Records supplied:
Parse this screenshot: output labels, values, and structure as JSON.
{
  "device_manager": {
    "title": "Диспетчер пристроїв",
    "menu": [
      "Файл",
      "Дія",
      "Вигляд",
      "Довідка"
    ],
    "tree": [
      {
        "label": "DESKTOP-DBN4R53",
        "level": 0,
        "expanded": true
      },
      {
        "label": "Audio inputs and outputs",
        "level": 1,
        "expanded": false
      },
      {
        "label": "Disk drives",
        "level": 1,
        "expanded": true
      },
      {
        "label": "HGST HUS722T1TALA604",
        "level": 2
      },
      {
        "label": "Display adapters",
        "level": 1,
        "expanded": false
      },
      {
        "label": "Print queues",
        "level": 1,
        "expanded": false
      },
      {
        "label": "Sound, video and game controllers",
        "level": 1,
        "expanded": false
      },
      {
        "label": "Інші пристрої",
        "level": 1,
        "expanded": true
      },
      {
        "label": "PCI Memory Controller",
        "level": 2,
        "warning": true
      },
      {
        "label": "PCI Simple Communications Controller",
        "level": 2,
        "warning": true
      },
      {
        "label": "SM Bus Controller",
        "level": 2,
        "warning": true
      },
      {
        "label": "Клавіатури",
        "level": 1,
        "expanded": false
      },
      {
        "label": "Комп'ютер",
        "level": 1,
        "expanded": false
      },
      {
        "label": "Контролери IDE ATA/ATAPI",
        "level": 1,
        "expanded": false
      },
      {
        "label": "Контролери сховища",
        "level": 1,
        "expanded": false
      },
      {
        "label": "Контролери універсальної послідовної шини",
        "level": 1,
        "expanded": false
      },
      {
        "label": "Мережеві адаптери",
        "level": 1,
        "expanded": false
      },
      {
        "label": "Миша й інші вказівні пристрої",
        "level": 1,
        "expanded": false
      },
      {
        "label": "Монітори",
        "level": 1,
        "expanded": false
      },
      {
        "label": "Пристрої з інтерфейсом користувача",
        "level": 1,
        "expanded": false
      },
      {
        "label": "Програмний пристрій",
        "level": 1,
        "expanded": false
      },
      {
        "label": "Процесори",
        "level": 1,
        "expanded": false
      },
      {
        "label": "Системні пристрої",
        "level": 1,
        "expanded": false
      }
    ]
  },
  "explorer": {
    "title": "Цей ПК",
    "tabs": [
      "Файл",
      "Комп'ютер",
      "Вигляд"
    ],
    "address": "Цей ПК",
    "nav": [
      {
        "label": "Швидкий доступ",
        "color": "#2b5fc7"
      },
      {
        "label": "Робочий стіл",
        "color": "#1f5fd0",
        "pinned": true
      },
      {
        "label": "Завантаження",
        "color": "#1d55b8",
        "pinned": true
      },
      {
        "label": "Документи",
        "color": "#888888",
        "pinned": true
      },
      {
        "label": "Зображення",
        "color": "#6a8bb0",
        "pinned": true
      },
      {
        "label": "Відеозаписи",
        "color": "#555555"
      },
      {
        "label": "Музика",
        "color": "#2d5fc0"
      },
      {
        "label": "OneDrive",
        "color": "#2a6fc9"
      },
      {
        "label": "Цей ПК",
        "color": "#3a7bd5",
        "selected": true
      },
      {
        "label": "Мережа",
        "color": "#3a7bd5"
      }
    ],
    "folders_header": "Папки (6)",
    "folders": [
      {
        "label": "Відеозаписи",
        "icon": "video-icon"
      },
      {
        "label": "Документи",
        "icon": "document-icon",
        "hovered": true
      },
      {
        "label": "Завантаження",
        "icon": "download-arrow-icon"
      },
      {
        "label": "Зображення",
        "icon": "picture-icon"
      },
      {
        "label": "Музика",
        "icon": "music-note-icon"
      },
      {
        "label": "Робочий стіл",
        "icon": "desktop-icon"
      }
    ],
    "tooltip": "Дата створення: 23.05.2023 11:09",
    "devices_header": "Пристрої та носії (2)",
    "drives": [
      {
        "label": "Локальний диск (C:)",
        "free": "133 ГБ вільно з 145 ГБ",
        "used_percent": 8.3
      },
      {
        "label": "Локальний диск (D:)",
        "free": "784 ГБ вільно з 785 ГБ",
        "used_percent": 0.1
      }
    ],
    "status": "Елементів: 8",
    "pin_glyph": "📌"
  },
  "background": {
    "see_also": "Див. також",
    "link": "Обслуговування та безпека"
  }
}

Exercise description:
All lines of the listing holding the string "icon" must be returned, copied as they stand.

Solution below:
        "icon": "video-icon"
        "icon": "document-icon",
        "icon": "download-arrow-icon"
        "icon": "picture-icon"
        "icon": "music-note-icon"
        "icon": "desktop-icon"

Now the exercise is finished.